Epigraphs are like little appetizers to the great entrée of a story. They illuminate important aspects of the story, and they get us headed in the right direction.
Let's start by talking about the dedication:
Sixty Million and more
The sixty million to whom Morrison dedicates Beloved refers to the estimated number of black people who died during the Atlantic slave trade.
But what about that "and more?" Well, maybe Morrison might have an even broader dedication in mind. After all, Beloved is about the after-effects of slavery. Every character in the novel seems to be scarred in one way or another by the brutality of this particular period of American history. So even if they aren't part of the sixty million, they're still victims of suffering and intense brutality.
A lot of bigwig professors argue that Morrison's dedication is reminiscent of the tallying of the Jews who died in the Holocaust. Some critics even go so far as to suggest that Morrison is pretty much saying to the Jews, "More blacks died from slavery than Jews from the Holocaust."

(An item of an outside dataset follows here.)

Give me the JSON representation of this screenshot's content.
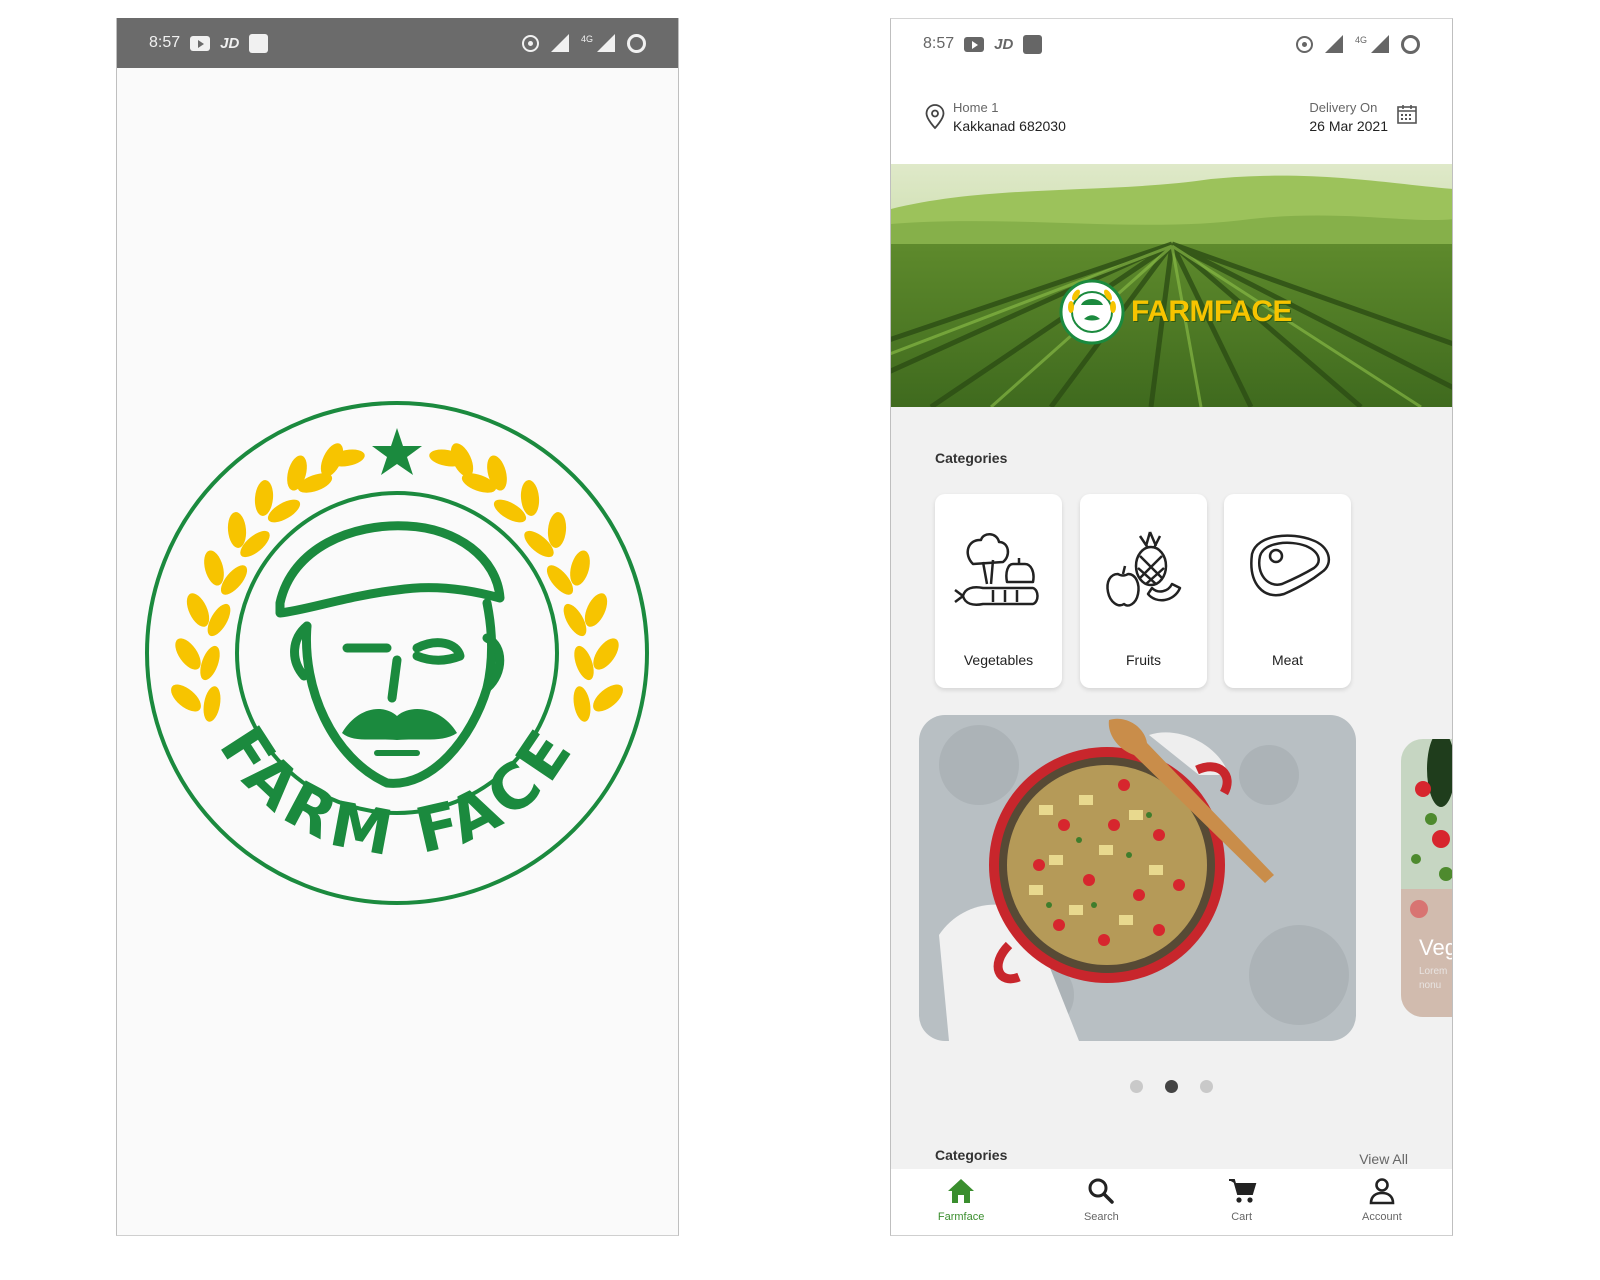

We're not on Team Criticize Morrison, but we do think pairing slavery to the Holocaust can lead you to some pretty big questions: How do we determine how important any given historical event is? Can something as traumatic as slavery (or the Holocaust) ever be measured? And, most importantly, how do we remember the dead?
While you're chewing on all those big ideas, we'll move onto the epigraph.
I will call them my people,
which were not my people;
and her beloved,
which was not beloved.
Morrison's quoting the New Testament here; the King James translation of Romans 9:25, to be specific. And when we say quoting, we mean quoting—word for word.
For those of you who could use a little refresher on your biblical history, in Romans, the apostle Paul is writing a letter to—you guessed it!—the Romans. He's talking about God's love, which he wants to suggest is for everyone, especially those people who seem excluded.
If that doesn't make the connection to Beloved obvious enough, there's that whole bit about "her beloved/which was not beloved." We're guessing it would be pretty safe to say that Morrison's title comes from these lines. But we're also guessing that Paul wasn't thinking about a dead baby girl coming back to life when he wrote those words.
So why would Morrison find inspiration in this Biblical passage for her title character?
On one hand, you can read Morrison's use of the Bible simply. In the letter to the Romans, Paul refers to the idea that God has always loved Gentiles (non-Jews) and Jews alike. Maybe Morrison is suggesting that God's love isn't just for Gentiles and Jews—it's also for those blacks who were condemned to slavery.
But before you totally go all in on that interpretation, you might want to consider the fact that Morrison's really not a simple writer. She's far more interested in getting you to ask hard questions.
For example, since Beloved is really about Sethe's love for her children (specifically, the daughter she killed), does that make a mother's love as great as God's love? And if so, wouldn't that mean Morrison is kind of making Sethe equal to God?
Or how about this: if Beloved shows how a mother's love can be murderous, what does that say about God's love? Can it be just as destructive as Sethe's love? And can Beloved ultimately only find peace with God and the afterlife because of slavery?
A lot to think about, right? Well, that's just the tip of the iceberg.
P.S. If you're feeling like you want to dive deeper into the epigraph, take a look at all the commentary on Romans 9:25.